Following the style of Anna’s Hummingbirds and the Rufous Hummingbird, the male will fly up high and dive straight in front of the female while producing popping and buzzing sounds. A unique part of their “dance” is that the male will flare out their dark read feathers on the gorget right in front of the female, displaying its beauty.

Like the other hummingbirds on the list, the nest duty again falls to the female, who picks out a spot well camouflaged in pine trees or other coniferous vegetation. They place the nests high up in the trees to avoid predators on land.

Because of their small size, the female birds will sometimes use old pine cones as the base of their nest, providing good insulation and camouflage for the nest.

Diet

Their main diet is based on nectar from flowers but are also keen hunters, catching insects mid-air. Due to their small size and their tendency to be bullied away by bigger birds, the Calliope Hummingbird is usually seen foraging closer to the ground, hunting for insects and sucking sap from small flowers including Anise hyssop (Agastache foeniculum), Bee balm (Monarda sp), Golden currant (Ribes aureum) and Western columbine (Aquilegia formosa).
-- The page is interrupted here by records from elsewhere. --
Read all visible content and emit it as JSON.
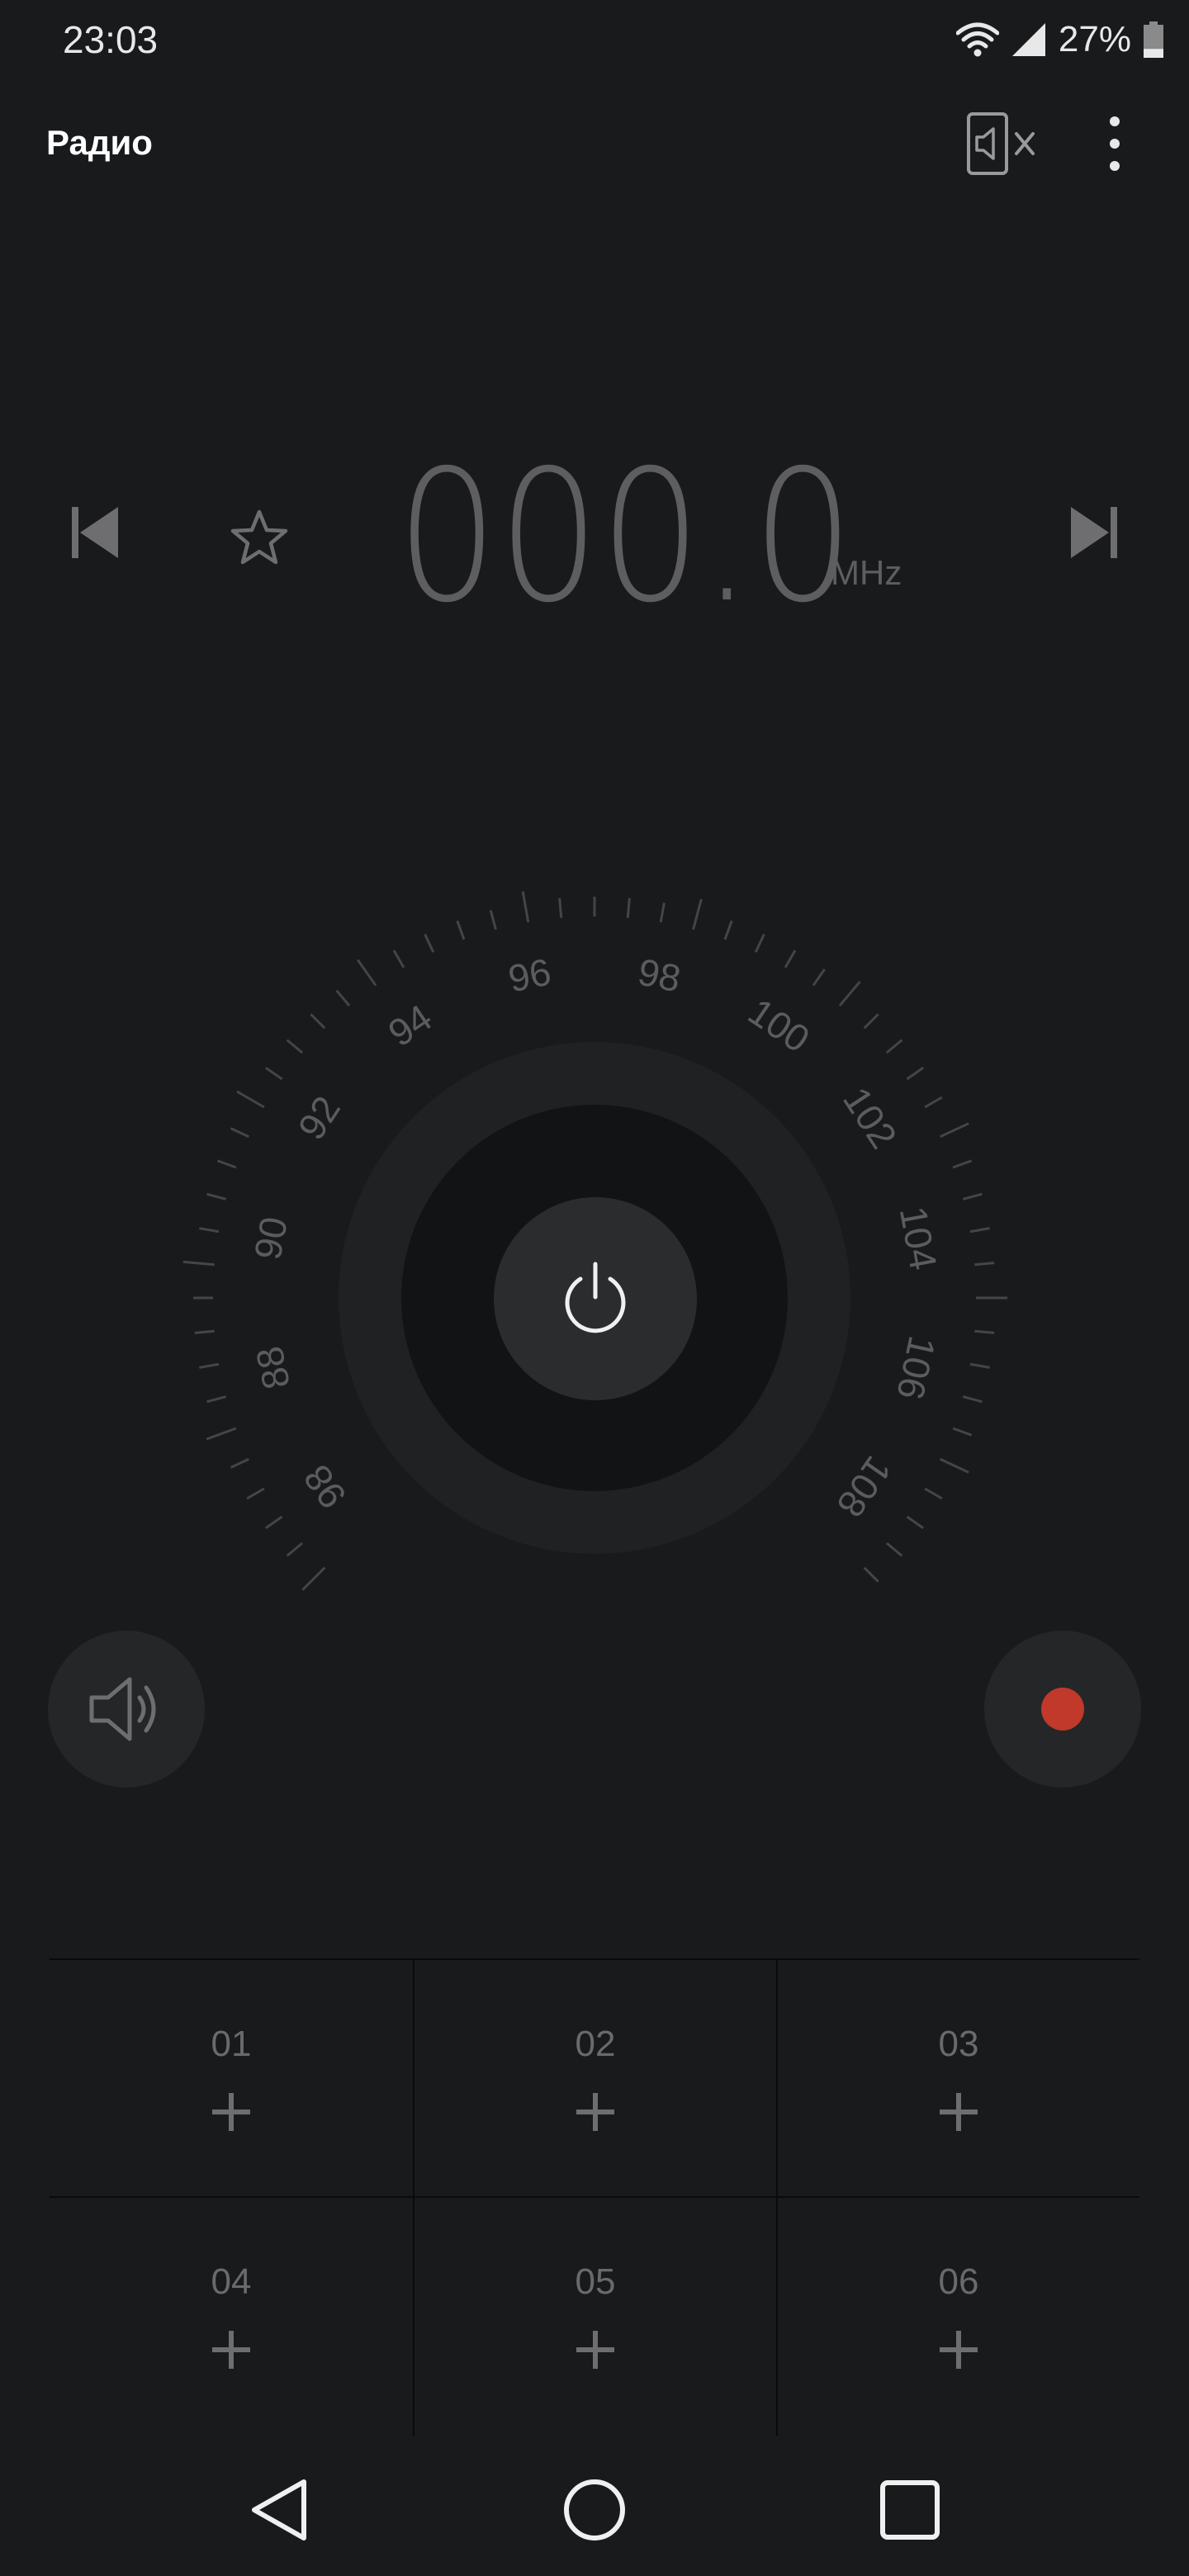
{
  "status_bar": {
    "time": "23:03",
    "battery_percent": "27%",
    "battery_level": 0.27,
    "wifi_icon": "wifi-icon",
    "signal_icon": "cellular-signal-icon",
    "battery_icon": "battery-icon"
  },
  "header": {
    "title": "Радио",
    "speaker_mute_icon": "speaker-off-icon",
    "more_icon": "more-vert-icon"
  },
  "tuner": {
    "frequency": "000.0",
    "unit": "MHz",
    "prev_icon": "skip-previous-icon",
    "favorite_icon": "star-outline-icon",
    "next_icon": "skip-next-icon"
  },
  "dial": {
    "labels": [
      "98",
      "88",
      "90",
      "92",
      "94",
      "96",
      "98",
      "100",
      "102",
      "104",
      "106",
      "108"
    ],
    "power_icon": "power-icon"
  },
  "controls": {
    "speaker_icon": "volume-icon",
    "record_icon": "record-icon",
    "record_color": "#c0392b"
  },
  "presets": [
    {
      "number": "01"
    },
    {
      "number": "02"
    },
    {
      "number": "03"
    },
    {
      "number": "04"
    },
    {
      "number": "05"
    },
    {
      "number": "06"
    }
  ],
  "navbar": {
    "back_icon": "back-triangle-icon",
    "home_icon": "home-circle-icon",
    "recents_icon": "recents-square-icon"
  }
}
Because of their high nutrient density, artificial feeders are also popular amongst birds of this species and providing them with much needed sugar. Again, they tend to stay away from the most popular feeders, especially those already occupied by the Rufous Hummingbird.

Conservation

The Calliope Hummingbird is not endangered and is marked as ‘Least Concern (LC)’ on IUCN’s red list of endangered species. Despite its small size, the population seems to be stagnant and they remain fairly common and widespread.

Being the smallest bird species in the United States has led to difficulties in understanding their life history, and much of it is still unknown, making it difficult to pinpoint the threats to this species.

But one of the biggest threats to the species growth seems to be habitat loss and land-use changes in their wintering range in Mexico. Unlike the other species on the list, the Calliope Hummingbird has a much smaller wintering range than the others, making habitat loss there extremely critical for the population size.

Where to look for them

A great way to find this bird in New York, is to look for low hanging branches of willow or alder near flowering fields.

They often find a favourite branch which the often return to relax and scout for insects and predators. Being small and hard to find, listening for their unique sounds during breeding season and looking for a small bird diving steeply is also a good way to find them.

Looking for forest openings and woodland edges near willow or alder with flowering plants around is a good place to start. In contrary to the other hummingbirds on this list, this bird is mostly seen around the Hudson River in cities like Yonkers and Tarrytown and is thus more habituated to human contact.

Conclusion

Hummingbirds are not exclusive to the tropics and are far more common in North America than one might think, though many of the species you can encounter in New York are visitors rather than inhabitants. Gardens and flowering parks are the best places to find these magnificent birds in New York.

Hummingbirds are some of the most fragile birds in North America, being extremely vulnerable to habitat destruction and land use change in their breeding grounds, as well as wintering grounds.

The rise in popularity of cultivated gardens with flowers seem to have helped the populations of hummingbirds across North America and is therefore a great way to help these birds fight against habitat destruction in their natural ranges.